Although it's a lot of talking and looking at gallery paintings and not enough describing the plants and gardening and how you too can have an artist's garden if you have the vision I would say aside from all the history and analysis, the paintings themselves are absolutely beautiful. This one is called Crimson Rambler by Philip Leslie Hale.



This has inspired me to paint my manuka and kowhai that is climbing up the verandah with the muehlenbeckia. I will have to ask the lady of the house (Mummy Cat) to pose for that one. I did paint one earlier but did not include any rambler as back then I wasn't a gardener. I just call this one 'Fluffy'.



Isn't she beautiful? Wrow!







Sunday, 23 July 2017

Tree dahlias and gardening movies
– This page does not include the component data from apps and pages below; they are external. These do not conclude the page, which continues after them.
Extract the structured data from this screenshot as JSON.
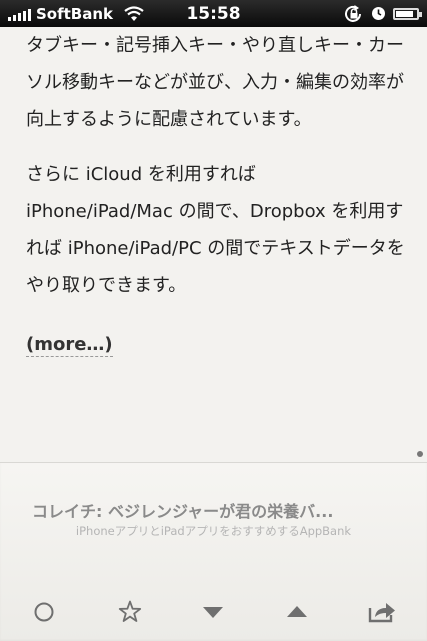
{
  "status_bar": {
    "carrier": "SoftBank",
    "time": "15:58",
    "battery_level": 0.85,
    "icons": [
      "signal-icon",
      "wifi-icon",
      "rotation-lock-icon",
      "alarm-icon",
      "battery-icon"
    ]
  },
  "article": {
    "paragraph1": "タブキー・記号挿入キー・やり直しキー・カーソル移動キーなどが並び、入力・編集の効率が向上するように配慮されています。",
    "paragraph2": "さらに iCloud を利用すれば iPhone/iPad/Mac の間で、Dropbox を利用すれば iPhone/iPad/PC の間でテキストデータをやり取りできます。",
    "more_link": "(more…)"
  },
  "next_article": {
    "title": "コレイチ: ベジレンジャーが君の栄養バ...",
    "source": "iPhoneアプリとiPadアプリをおすすめするAppBank"
  },
  "toolbar": {
    "icons": [
      "circle-icon",
      "star-icon",
      "down-arrow-icon",
      "up-arrow-icon",
      "share-icon"
    ]
  },
  "colors": {
    "background": "#f3f2ef",
    "text": "#222222",
    "muted": "#8a8a8a",
    "icon": "#6f6f6f"
  }
}
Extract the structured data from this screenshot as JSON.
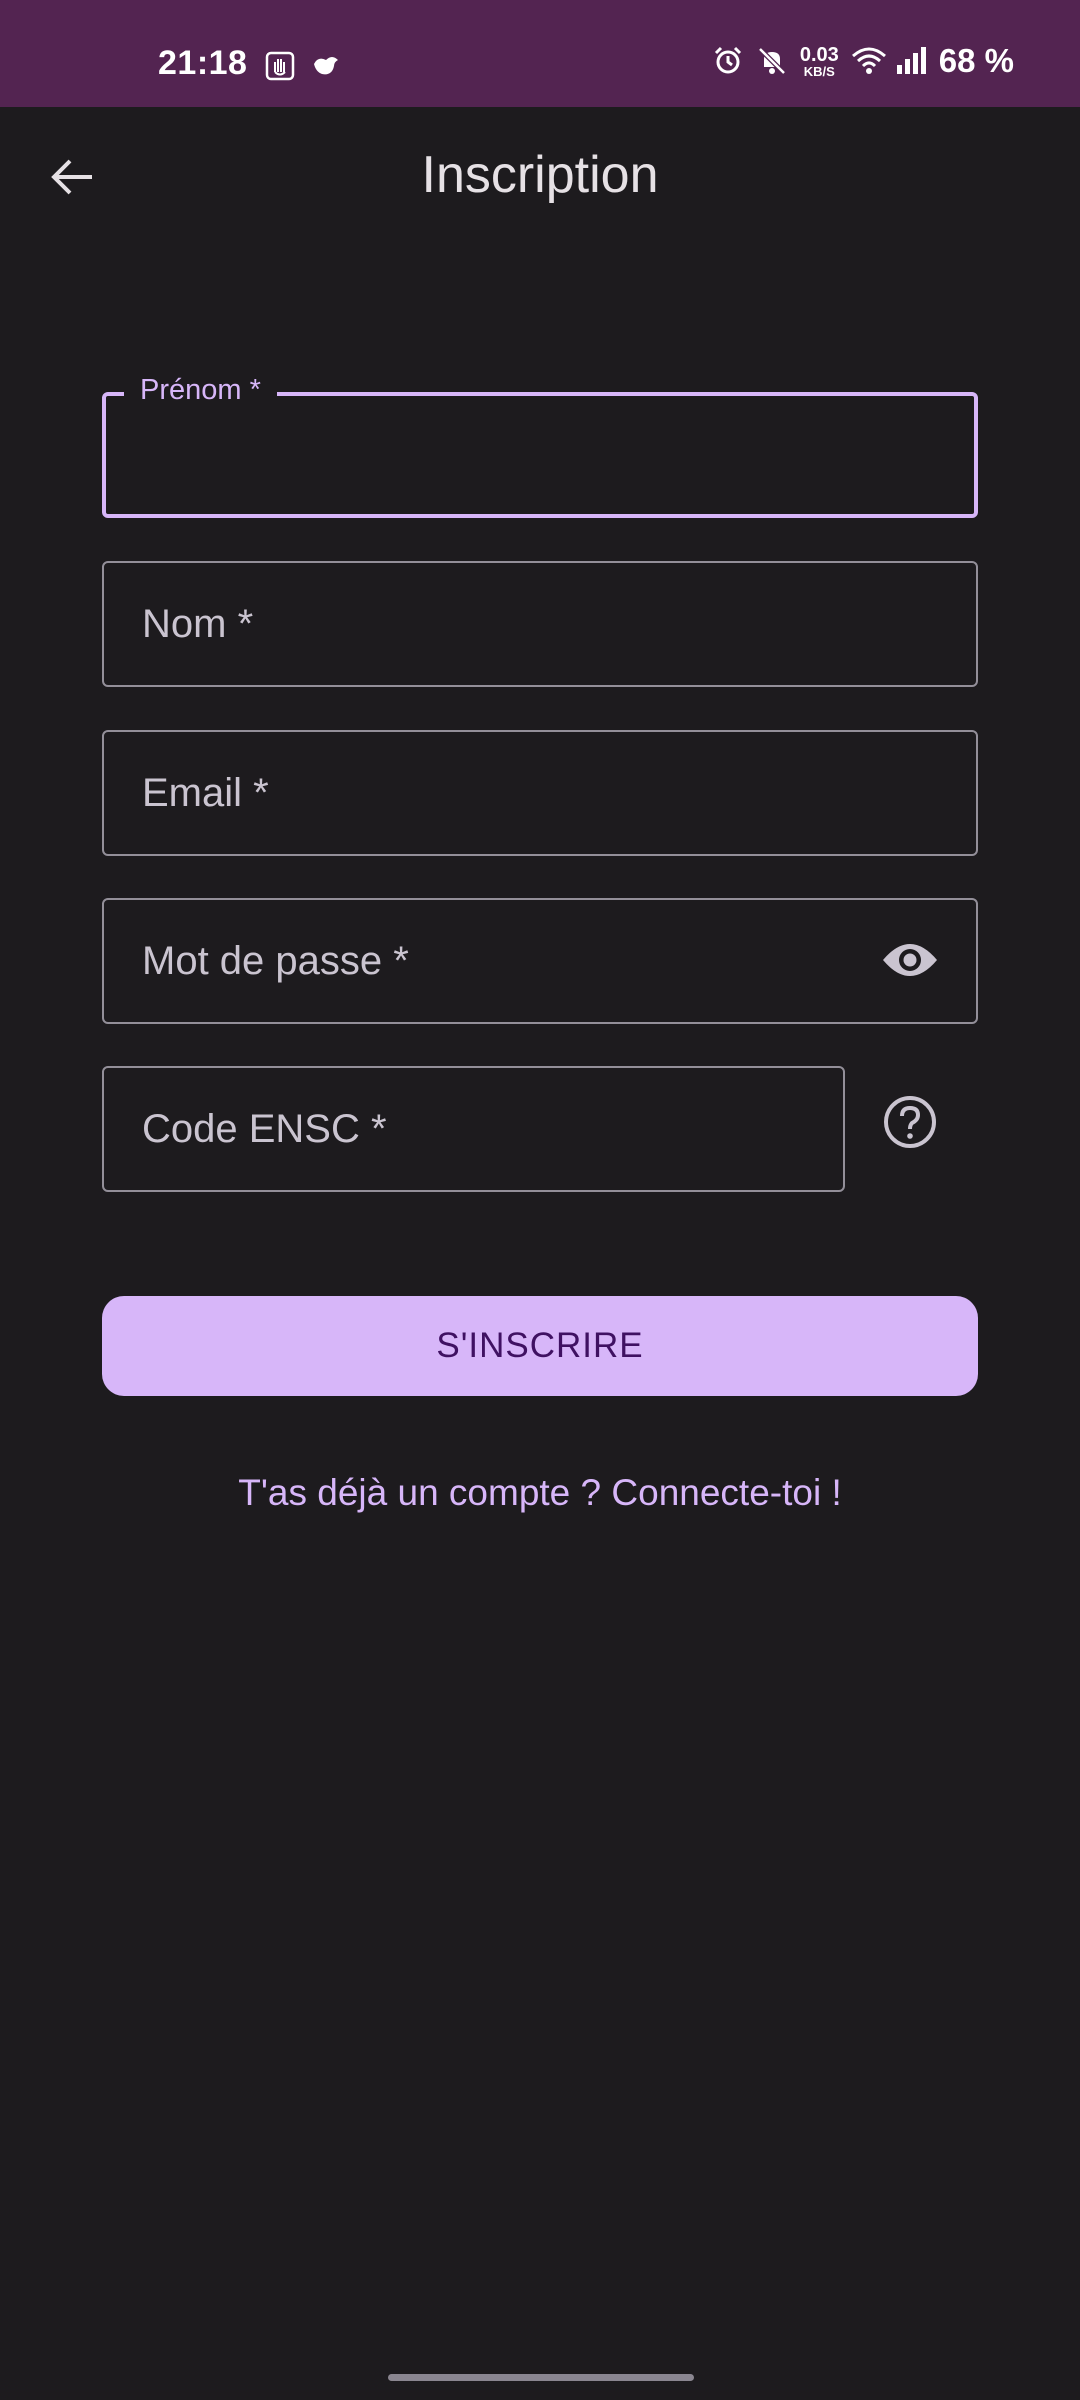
{
  "status_bar": {
    "time": "21:18",
    "net_speed_value": "0.03",
    "net_speed_unit": "KB/S",
    "battery": "68 %",
    "icons": [
      "hand-icon",
      "bird-icon",
      "alarm-icon",
      "mute-icon",
      "wifi-icon",
      "signal-icon"
    ]
  },
  "header": {
    "title": "Inscription",
    "back_icon": "arrow-left-icon"
  },
  "form": {
    "first_name": {
      "label": "Prénom *",
      "value": ""
    },
    "last_name": {
      "placeholder": "Nom *",
      "value": ""
    },
    "email": {
      "placeholder": "Email *",
      "value": ""
    },
    "password": {
      "placeholder": "Mot de passe *",
      "value": "",
      "toggle_icon": "eye-icon"
    },
    "code": {
      "placeholder": "Code ENSC *",
      "value": "",
      "help_icon": "help-circle-icon"
    },
    "submit_label": "S'INSCRIRE",
    "login_link": "T'as déjà un compte ? Connecte-toi !"
  },
  "colors": {
    "status_bar_bg": "#532451",
    "background": "#1d1b1e",
    "accent": "#d7b6f9",
    "button_text": "#3f1162",
    "outline": "#938f99"
  }
}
They looked like green sticks for sale at the Te Atatu Garden Club and Floral Circle but the ladies said these sticks would grow into tree dahlias, higher than the doorway, over 20 feet, towering above the house. They have to be seen to be believed. So I bought three and planted them down the back fence, next to our neighbour's cabbage tree, because I figured it would like another tree companion.
The cabbage tree isn't really a tree it's just a giant lily apparently. The tree dahlia is a giant dahlia and so now I will have some height to my garden. I just won't tell mum I have planted a tree because if she knew how tall they get she would have it immediately removed, but since its flowers and they will need to be cut down anyway this could be the exception.

My other spot of gardening was edging my camellia woodland bed with liriope or turf lily. I had a big clump of it to divide so put in a curved edge and hopefully it will grow in 5 cms of soil. Well maybe not but it was growing on top of the stones quite happily not dying for a few months so I think it will survive where I've put them. It's just I haven't quite been able to make enough of my own soil yet to cover all this clay, and I don't have a dump truck that can truck it from somewhere else. But at least it's not growing on weedmat.
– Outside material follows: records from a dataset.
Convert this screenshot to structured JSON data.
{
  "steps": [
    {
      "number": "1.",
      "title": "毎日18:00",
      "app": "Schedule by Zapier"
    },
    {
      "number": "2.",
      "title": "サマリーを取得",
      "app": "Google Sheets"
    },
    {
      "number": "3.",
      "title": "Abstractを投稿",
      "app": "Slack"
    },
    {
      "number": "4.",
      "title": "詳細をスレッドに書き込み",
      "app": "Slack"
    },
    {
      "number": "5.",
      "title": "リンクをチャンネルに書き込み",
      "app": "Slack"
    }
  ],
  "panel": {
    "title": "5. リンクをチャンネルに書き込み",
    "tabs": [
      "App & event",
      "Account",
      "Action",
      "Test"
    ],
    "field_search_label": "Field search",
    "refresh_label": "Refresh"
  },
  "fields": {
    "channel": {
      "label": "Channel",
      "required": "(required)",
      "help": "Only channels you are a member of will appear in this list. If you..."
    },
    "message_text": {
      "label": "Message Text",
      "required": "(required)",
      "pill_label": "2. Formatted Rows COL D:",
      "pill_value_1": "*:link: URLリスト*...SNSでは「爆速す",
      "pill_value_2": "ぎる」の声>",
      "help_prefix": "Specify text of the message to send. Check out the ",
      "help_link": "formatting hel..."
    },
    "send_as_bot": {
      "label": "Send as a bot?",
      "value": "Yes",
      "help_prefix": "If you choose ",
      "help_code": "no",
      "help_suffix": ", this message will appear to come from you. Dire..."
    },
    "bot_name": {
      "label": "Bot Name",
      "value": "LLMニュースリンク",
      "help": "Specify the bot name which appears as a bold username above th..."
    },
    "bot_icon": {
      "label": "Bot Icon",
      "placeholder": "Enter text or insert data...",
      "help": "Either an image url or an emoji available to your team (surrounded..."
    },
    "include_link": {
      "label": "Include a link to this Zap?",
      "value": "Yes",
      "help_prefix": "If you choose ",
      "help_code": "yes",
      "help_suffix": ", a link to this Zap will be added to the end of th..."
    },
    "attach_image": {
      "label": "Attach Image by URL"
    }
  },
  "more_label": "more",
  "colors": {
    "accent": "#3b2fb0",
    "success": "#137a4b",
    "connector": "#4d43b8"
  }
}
Am going to the movies tomorrow and seeing another gardening based movie. The other week it was 'This Beautiful Fantastic' which was highly unrealistic movie about a librarian who writes stories and attempts to make a garden. I say unrealistic because its very stererotypical about librarians, writers and gardeners. Of course, what would I know having been all three, but the thing is she hooks up with a cute guy who is an identical triplet inventor she meets at the library, and they start talking, and then he gets chucked out and she gets fired for talking in the library??!
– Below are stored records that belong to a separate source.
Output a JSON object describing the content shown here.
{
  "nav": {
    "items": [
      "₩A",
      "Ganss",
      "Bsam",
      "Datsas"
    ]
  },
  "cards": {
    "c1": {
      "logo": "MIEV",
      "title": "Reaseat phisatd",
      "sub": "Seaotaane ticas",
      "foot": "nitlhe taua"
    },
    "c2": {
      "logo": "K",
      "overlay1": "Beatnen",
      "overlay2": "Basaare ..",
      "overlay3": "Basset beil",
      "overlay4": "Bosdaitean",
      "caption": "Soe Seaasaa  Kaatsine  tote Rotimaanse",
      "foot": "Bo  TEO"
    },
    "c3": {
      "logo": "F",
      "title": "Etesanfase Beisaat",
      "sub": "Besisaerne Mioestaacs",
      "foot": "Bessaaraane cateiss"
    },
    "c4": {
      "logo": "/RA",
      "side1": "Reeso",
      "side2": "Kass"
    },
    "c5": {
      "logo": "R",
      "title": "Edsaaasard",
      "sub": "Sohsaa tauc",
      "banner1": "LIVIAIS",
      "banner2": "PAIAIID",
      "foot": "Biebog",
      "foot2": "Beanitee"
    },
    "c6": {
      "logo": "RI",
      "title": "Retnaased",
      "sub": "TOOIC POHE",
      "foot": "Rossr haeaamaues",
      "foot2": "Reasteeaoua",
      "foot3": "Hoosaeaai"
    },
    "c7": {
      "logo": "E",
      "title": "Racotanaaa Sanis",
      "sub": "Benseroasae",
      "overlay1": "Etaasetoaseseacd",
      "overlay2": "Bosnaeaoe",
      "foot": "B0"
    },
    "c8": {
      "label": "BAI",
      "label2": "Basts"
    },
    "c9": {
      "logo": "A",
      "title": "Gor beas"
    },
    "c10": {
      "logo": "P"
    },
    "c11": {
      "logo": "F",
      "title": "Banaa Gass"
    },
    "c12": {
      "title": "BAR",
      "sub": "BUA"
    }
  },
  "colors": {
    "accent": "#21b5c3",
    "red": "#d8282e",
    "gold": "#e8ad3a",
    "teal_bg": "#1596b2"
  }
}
I was very annoyed at this movie because this is not how libraries are in the real world. I got told I was too quiet, and never once did I meet cute identical triplet inventor - all I met were drug addicts and homeless people and nobody ever spoke to me except to ask where the toilets were. And the garden part was a let down because she only dug out a pond yet didn't plant any plants, didn't make any compost, and didn't even have her mother on her back because she was an orphan and raised by nuns. I just think it's easier for fictional characters to be orphans because being a mother is too hard to portray in a movie and no actress really wants to be a mother. It's more drama and fun to be young, attractive and beautifully eccentric than to act out being a mother and your lines full of nags like.... 'How many times have I told you??' and another thing is,  being told off by your mother does not really attract movie-goers. She just had a grumpy neighbour instead. He was into gardening, but in my experience its the people who aren't gardeners that are the grumpy ones.

So I hope 'The Artist Garden' is more realistic. I actually have been painted in a garden and you can see this painting at the Korero Cafe I am in it. One day at the Ranui Community Garden an artist asked us horticulture students  if she could paint us in the garden so she set up her easel and we just went about our business and next thing I know we are immortalised on impressionist canvas amongst the tomatoes, silverbeet and fennel.